:: DATA IN THIS EXERCISE

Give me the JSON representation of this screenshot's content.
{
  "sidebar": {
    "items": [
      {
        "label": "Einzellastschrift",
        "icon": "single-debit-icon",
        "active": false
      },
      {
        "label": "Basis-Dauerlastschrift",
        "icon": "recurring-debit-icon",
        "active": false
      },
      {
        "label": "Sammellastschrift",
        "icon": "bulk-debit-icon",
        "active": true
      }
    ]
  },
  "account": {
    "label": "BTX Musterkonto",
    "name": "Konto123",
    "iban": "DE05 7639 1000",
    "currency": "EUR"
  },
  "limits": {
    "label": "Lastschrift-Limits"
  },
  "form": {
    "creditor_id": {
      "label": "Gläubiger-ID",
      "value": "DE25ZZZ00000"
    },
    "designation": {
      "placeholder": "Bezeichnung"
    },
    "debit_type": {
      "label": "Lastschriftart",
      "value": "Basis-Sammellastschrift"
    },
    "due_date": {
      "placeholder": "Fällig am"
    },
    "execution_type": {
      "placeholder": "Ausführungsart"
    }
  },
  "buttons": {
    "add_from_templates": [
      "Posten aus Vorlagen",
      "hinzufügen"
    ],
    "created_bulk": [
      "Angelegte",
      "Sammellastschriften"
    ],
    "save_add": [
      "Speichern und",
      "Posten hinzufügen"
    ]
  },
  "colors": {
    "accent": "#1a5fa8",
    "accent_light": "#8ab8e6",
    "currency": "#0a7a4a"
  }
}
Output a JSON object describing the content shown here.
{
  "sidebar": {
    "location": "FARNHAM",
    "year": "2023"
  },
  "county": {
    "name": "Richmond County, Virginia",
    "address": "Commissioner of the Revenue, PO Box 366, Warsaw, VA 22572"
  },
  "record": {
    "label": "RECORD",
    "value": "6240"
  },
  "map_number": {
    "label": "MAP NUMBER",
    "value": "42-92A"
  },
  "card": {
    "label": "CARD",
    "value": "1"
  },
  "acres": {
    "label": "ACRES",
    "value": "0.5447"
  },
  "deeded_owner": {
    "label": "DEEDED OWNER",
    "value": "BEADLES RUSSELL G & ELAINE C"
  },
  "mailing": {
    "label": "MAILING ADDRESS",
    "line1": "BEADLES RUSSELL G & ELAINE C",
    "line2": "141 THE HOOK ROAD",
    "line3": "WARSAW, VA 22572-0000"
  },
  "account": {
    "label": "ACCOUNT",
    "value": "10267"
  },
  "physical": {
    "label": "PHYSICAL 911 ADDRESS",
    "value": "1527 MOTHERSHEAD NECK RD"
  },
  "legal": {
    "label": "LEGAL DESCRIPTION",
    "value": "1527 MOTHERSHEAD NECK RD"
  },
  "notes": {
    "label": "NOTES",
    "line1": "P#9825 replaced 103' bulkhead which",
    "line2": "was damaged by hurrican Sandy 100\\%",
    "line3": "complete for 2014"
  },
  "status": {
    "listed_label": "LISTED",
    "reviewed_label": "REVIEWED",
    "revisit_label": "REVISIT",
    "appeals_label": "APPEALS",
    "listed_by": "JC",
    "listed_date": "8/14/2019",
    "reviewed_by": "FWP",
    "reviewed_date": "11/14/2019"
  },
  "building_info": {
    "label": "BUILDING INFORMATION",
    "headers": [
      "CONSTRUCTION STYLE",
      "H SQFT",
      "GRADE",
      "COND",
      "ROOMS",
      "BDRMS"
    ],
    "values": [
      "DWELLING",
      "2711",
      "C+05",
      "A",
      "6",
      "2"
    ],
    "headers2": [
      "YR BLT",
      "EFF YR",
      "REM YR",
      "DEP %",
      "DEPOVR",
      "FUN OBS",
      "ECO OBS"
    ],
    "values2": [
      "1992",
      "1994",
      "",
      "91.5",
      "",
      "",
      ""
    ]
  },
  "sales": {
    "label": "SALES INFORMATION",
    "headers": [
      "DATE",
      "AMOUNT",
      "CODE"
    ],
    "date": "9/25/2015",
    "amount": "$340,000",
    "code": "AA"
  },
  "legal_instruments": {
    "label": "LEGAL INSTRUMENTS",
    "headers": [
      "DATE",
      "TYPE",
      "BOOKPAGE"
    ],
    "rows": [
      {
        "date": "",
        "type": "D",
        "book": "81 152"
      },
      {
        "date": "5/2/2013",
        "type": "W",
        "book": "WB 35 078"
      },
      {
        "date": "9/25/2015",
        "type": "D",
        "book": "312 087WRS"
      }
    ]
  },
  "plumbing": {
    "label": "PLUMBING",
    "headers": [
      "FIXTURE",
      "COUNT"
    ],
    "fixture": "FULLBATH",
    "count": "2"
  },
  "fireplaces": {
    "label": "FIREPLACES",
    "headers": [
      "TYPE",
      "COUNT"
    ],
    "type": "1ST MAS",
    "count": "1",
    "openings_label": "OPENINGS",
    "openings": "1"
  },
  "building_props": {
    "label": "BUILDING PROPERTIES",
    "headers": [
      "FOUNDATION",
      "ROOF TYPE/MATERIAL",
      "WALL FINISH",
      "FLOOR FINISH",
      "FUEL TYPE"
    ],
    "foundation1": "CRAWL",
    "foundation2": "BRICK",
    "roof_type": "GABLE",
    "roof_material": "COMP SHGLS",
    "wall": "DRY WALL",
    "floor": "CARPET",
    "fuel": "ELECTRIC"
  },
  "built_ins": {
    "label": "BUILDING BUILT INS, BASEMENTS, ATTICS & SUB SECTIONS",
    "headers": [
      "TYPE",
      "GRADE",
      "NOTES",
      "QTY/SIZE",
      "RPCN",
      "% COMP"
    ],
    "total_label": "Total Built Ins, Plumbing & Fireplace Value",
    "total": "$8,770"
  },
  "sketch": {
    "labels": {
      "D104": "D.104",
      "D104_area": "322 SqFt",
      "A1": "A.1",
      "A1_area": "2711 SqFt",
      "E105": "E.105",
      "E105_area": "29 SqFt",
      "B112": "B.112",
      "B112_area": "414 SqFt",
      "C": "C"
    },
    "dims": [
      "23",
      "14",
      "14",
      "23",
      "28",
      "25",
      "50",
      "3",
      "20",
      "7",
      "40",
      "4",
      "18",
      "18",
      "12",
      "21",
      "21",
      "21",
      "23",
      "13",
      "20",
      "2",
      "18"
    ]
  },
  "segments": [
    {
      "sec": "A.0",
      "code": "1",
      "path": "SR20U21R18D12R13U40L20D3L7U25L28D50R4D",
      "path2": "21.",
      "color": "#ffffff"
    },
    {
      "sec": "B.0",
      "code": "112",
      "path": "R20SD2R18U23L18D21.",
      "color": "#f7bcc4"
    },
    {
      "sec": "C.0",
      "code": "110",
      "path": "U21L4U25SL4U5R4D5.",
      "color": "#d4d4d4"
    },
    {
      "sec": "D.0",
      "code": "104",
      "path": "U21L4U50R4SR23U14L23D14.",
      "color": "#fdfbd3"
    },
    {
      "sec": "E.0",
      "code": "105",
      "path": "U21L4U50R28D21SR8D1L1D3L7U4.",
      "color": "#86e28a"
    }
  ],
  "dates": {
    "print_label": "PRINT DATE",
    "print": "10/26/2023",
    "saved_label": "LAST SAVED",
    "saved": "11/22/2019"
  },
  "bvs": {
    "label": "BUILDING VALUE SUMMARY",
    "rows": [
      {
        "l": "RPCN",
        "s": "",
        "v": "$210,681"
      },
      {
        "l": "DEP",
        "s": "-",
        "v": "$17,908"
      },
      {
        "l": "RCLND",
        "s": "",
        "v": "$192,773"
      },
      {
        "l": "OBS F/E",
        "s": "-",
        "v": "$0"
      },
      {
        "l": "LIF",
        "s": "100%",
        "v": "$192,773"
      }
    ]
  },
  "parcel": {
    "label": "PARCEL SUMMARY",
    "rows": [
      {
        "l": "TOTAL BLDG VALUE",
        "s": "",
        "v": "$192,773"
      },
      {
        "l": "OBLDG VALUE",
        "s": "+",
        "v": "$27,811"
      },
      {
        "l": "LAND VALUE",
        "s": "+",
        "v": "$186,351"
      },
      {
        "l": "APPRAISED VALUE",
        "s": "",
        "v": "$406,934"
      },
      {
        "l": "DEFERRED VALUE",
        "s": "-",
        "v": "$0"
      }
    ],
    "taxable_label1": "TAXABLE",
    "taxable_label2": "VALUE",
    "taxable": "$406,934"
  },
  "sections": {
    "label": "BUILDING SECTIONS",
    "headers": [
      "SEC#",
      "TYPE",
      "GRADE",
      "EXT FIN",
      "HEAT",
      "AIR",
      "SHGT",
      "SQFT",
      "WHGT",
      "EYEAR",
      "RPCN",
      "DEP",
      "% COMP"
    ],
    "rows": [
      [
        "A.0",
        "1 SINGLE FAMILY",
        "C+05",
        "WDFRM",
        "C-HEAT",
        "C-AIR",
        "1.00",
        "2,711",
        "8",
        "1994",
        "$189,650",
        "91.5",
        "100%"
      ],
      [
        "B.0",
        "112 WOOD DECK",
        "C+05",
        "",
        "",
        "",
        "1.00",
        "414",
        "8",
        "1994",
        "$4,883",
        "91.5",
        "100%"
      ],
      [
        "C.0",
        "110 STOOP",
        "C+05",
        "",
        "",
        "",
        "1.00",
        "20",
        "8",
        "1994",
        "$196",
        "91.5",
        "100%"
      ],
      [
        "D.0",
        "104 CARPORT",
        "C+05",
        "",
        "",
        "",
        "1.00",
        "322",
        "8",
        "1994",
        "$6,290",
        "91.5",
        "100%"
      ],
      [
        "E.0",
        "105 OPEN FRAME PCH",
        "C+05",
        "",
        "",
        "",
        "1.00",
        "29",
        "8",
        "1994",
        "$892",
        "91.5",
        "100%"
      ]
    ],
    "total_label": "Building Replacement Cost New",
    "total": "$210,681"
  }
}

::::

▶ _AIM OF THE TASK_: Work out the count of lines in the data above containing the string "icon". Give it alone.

▶ _EXERCISE OUTPUT_: 3